**Exercise instructions**
Given the listing that follows, report all lines in which the string "heading" occurs.

**Extracted data**
☆ ☆ ☆ ☆ ☆

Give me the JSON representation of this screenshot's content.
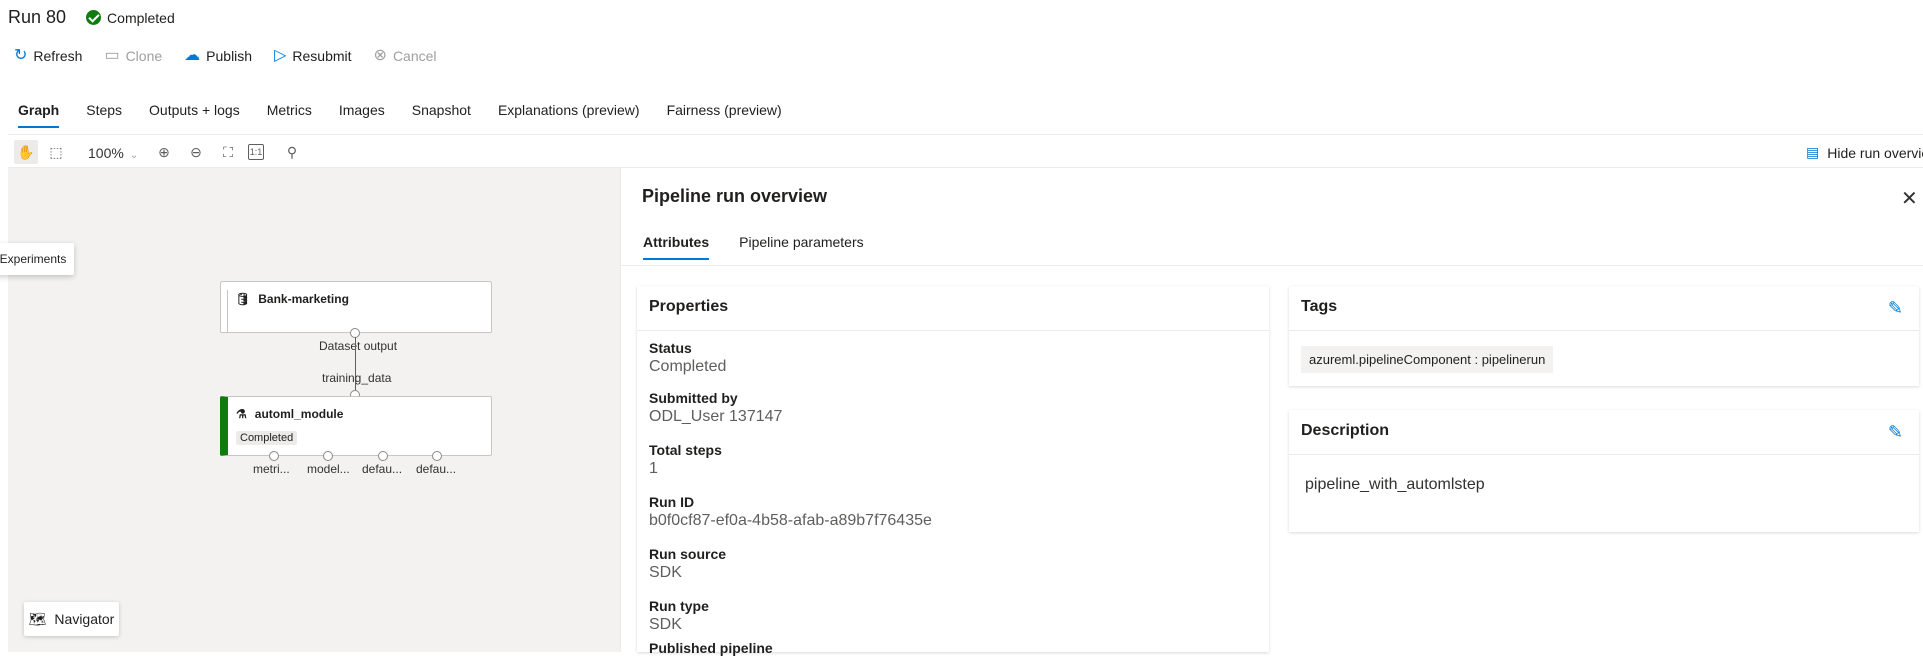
{
  "header": {
    "title": "Run 80",
    "status": "Completed",
    "status_color": "#107c10"
  },
  "commands": [
    {
      "label": "Refresh",
      "icon": "refresh-icon",
      "enabled": true
    },
    {
      "label": "Clone",
      "icon": "clone-icon",
      "enabled": false
    },
    {
      "label": "Publish",
      "icon": "cloud-upload-icon",
      "enabled": true
    },
    {
      "label": "Resubmit",
      "icon": "play-icon",
      "enabled": true
    },
    {
      "label": "Cancel",
      "icon": "cancel-icon",
      "enabled": false
    }
  ],
  "tabs": [
    "Graph",
    "Steps",
    "Outputs + logs",
    "Metrics",
    "Images",
    "Snapshot",
    "Explanations (preview)",
    "Fairness (preview)"
  ],
  "active_tab": "Graph",
  "graph_toolbar": {
    "zoom": "100%",
    "actual_size_label": "1:1",
    "hide_run_overview": "Hide run overview"
  },
  "canvas": {
    "tooltip": "Experiments",
    "node_dataset": {
      "title": "Bank-marketing",
      "output_label": "Dataset output"
    },
    "edge_label": "training_data",
    "node_module": {
      "title": "automl_module",
      "status": "Completed",
      "outputs": [
        "metri...",
        "model...",
        "defau...",
        "defau..."
      ]
    },
    "navigator": "Navigator"
  },
  "panel": {
    "title": "Pipeline run overview",
    "tabs": [
      "Attributes",
      "Pipeline parameters"
    ],
    "active_tab": "Attributes",
    "properties": {
      "heading": "Properties",
      "items": [
        {
          "label": "Status",
          "value": "Completed"
        },
        {
          "label": "Submitted by",
          "value": "ODL_User 137147"
        },
        {
          "label": "Total steps",
          "value": "1"
        },
        {
          "label": "Run ID",
          "value": "b0f0cf87-ef0a-4b58-afab-a89b7f76435e"
        },
        {
          "label": "Run source",
          "value": "SDK"
        },
        {
          "label": "Run type",
          "value": "SDK"
        },
        {
          "label": "Published pipeline",
          "value": ""
        }
      ]
    },
    "tags": {
      "heading": "Tags",
      "items": [
        "azureml.pipelineComponent : pipelinerun"
      ]
    },
    "description": {
      "heading": "Description",
      "text": "pipeline_with_automlstep"
    }
  },
  "accent_color": "#0078d4"
}
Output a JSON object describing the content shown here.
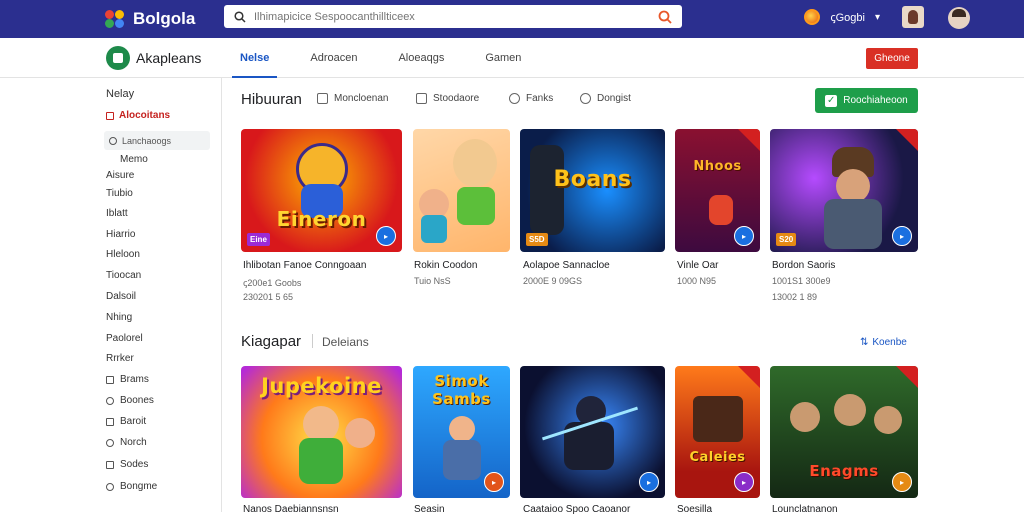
{
  "topbar": {
    "brand": "Bolgola",
    "search_placeholder": "Ilhimapicice Sespoocanthillticeex",
    "user_label": "ꞔGogbi",
    "colors": {
      "bar": "#2b2f8f"
    }
  },
  "appbar": {
    "title": "Akapleans",
    "tabs": [
      {
        "label": "Nelse",
        "active": true
      },
      {
        "label": "Adroacen",
        "active": false
      },
      {
        "label": "Aloeaqgs",
        "active": false
      },
      {
        "label": "Gamen",
        "active": false
      }
    ],
    "action_label": "Gheone"
  },
  "sidebar": {
    "heading": "Nelay",
    "active_item": "Alocoitans",
    "search_placeholder": "Lanchaoogs",
    "items": [
      "Memo",
      "Aisure",
      "Tiubio",
      "Iblatt",
      "Hiarrio",
      "Hleloon",
      "Tioocan",
      "Dalsoil",
      "Nhing",
      "Paolorel",
      "Rrrker",
      "Brams",
      "Boones",
      "Baroit",
      "Norch",
      "Sodes",
      "Bongme"
    ]
  },
  "section1": {
    "title": "Hibuuran",
    "filters": [
      "Moncloenan",
      "Stoodaore",
      "Fanks",
      "Dongist"
    ],
    "button": "Roochiaheoon"
  },
  "section2": {
    "title": "Kiagapar",
    "subtitle": "Deleians",
    "see_all": "Koenbe"
  },
  "games_row1": [
    {
      "art_title": "Eineron",
      "badge": "Eine",
      "title": "Ihlibotan Fanoe Conngoaan",
      "sub1": "ꞔ200e1 Goobs",
      "sub2": "230201 5 65"
    },
    {
      "art_title": "",
      "badge": "",
      "title": "Rokin Coodon",
      "sub1": "Tuio NsS",
      "sub2": ""
    },
    {
      "art_title": "Boans",
      "badge": "S5D",
      "title": "Aolapoe Sannacloe",
      "sub1": "2000E 9 09GS",
      "sub2": ""
    },
    {
      "art_title": "Nhoos",
      "badge": "",
      "title": "Vinle Oar",
      "sub1": "1000 N95",
      "sub2": ""
    },
    {
      "art_title": "",
      "badge": "S20",
      "title": "Bordon Saoris",
      "sub1": "1001S1 300e9",
      "sub2": "13002 1 89"
    }
  ],
  "games_row2": [
    {
      "art_title": "Jupekoine",
      "title": "Nanos Daebiannsnsn"
    },
    {
      "art_title": "Simok Sambs",
      "title": "Seasin"
    },
    {
      "art_title": "",
      "title": "Caataioo Spoo Caoanor"
    },
    {
      "art_title": "Caleies",
      "title": "Soesilla"
    },
    {
      "art_title": "Enagms",
      "title": "Lounclatnanon"
    }
  ]
}
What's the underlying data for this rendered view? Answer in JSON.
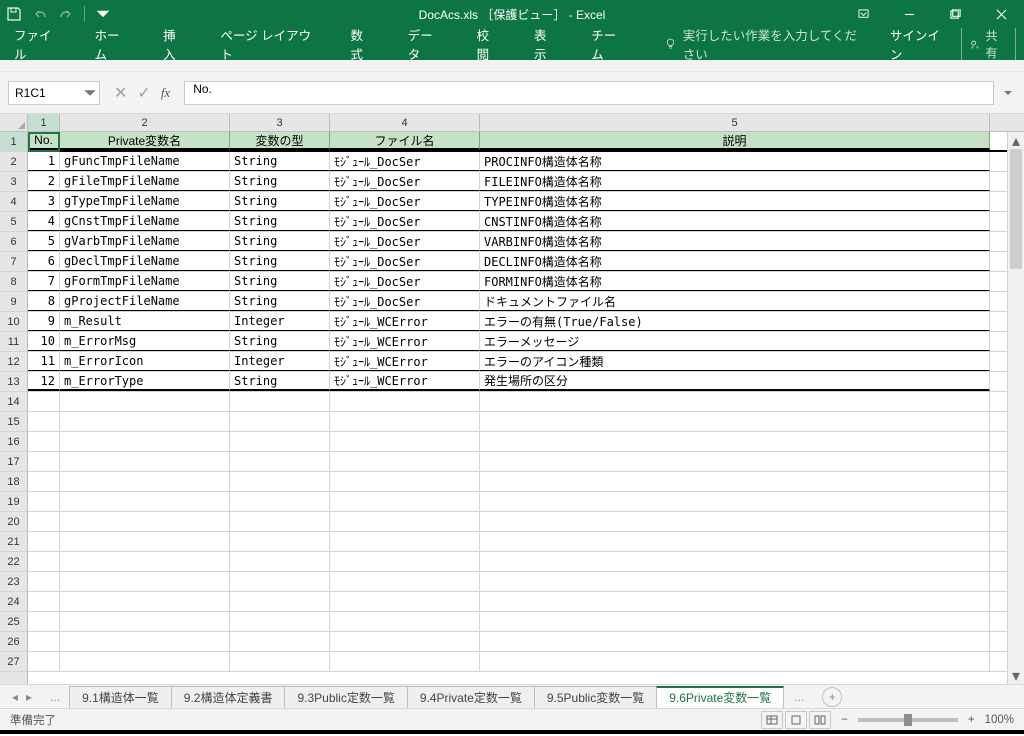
{
  "title": "DocAcs.xls ［保護ビュー］ - Excel",
  "ribbon": {
    "tabs": [
      "ファイル",
      "ホーム",
      "挿入",
      "ページ レイアウト",
      "数式",
      "データ",
      "校閲",
      "表示",
      "チーム"
    ],
    "tellme": "実行したい作業を入力してください",
    "signin": "サインイン",
    "share": "共有"
  },
  "fx": {
    "namebox": "R1C1",
    "formula": "No."
  },
  "columns": [
    {
      "num": "1",
      "label": "No."
    },
    {
      "num": "2",
      "label": "Private変数名"
    },
    {
      "num": "3",
      "label": "変数の型"
    },
    {
      "num": "4",
      "label": "ファイル名"
    },
    {
      "num": "5",
      "label": "説明"
    }
  ],
  "rows": [
    {
      "no": "1",
      "name": "gFuncTmpFileName",
      "type": "String",
      "file": "ﾓｼﾞｭｰﾙ_DocSer",
      "desc": "PROCINFO構造体名称"
    },
    {
      "no": "2",
      "name": "gFileTmpFileName",
      "type": "String",
      "file": "ﾓｼﾞｭｰﾙ_DocSer",
      "desc": "FILEINFO構造体名称"
    },
    {
      "no": "3",
      "name": "gTypeTmpFileName",
      "type": "String",
      "file": "ﾓｼﾞｭｰﾙ_DocSer",
      "desc": "TYPEINFO構造体名称"
    },
    {
      "no": "4",
      "name": "gCnstTmpFileName",
      "type": "String",
      "file": "ﾓｼﾞｭｰﾙ_DocSer",
      "desc": "CNSTINFO構造体名称"
    },
    {
      "no": "5",
      "name": "gVarbTmpFileName",
      "type": "String",
      "file": "ﾓｼﾞｭｰﾙ_DocSer",
      "desc": "VARBINFO構造体名称"
    },
    {
      "no": "6",
      "name": "gDeclTmpFileName",
      "type": "String",
      "file": "ﾓｼﾞｭｰﾙ_DocSer",
      "desc": "DECLINFO構造体名称"
    },
    {
      "no": "7",
      "name": "gFormTmpFileName",
      "type": "String",
      "file": "ﾓｼﾞｭｰﾙ_DocSer",
      "desc": "FORMINFO構造体名称"
    },
    {
      "no": "8",
      "name": "gProjectFileName",
      "type": "String",
      "file": "ﾓｼﾞｭｰﾙ_DocSer",
      "desc": "ドキュメントファイル名"
    },
    {
      "no": "9",
      "name": "m_Result",
      "type": "Integer",
      "file": "ﾓｼﾞｭｰﾙ_WCError",
      "desc": "エラーの有無(True/False)"
    },
    {
      "no": "10",
      "name": "m_ErrorMsg",
      "type": "String",
      "file": "ﾓｼﾞｭｰﾙ_WCError",
      "desc": "エラーメッセージ"
    },
    {
      "no": "11",
      "name": "m_ErrorIcon",
      "type": "Integer",
      "file": "ﾓｼﾞｭｰﾙ_WCError",
      "desc": "エラーのアイコン種類"
    },
    {
      "no": "12",
      "name": "m_ErrorType",
      "type": "String",
      "file": "ﾓｼﾞｭｰﾙ_WCError",
      "desc": "発生場所の区分"
    }
  ],
  "blank_rows": 14,
  "sheets": {
    "tabs": [
      "9.1構造体一覧",
      "9.2構造体定義書",
      "9.3Public定数一覧",
      "9.4Private定数一覧",
      "9.5Public変数一覧",
      "9.6Private変数一覧"
    ],
    "active": 5,
    "ellipsis": "...",
    "ready": "準備完了"
  },
  "zoom": {
    "pct": "100%",
    "minus": "−",
    "plus": "+"
  }
}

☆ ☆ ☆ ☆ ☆

**Solution**
      "heading": "Properties",
      "heading": "Tags",
      "heading": "Description",
    "heading": "Nelay",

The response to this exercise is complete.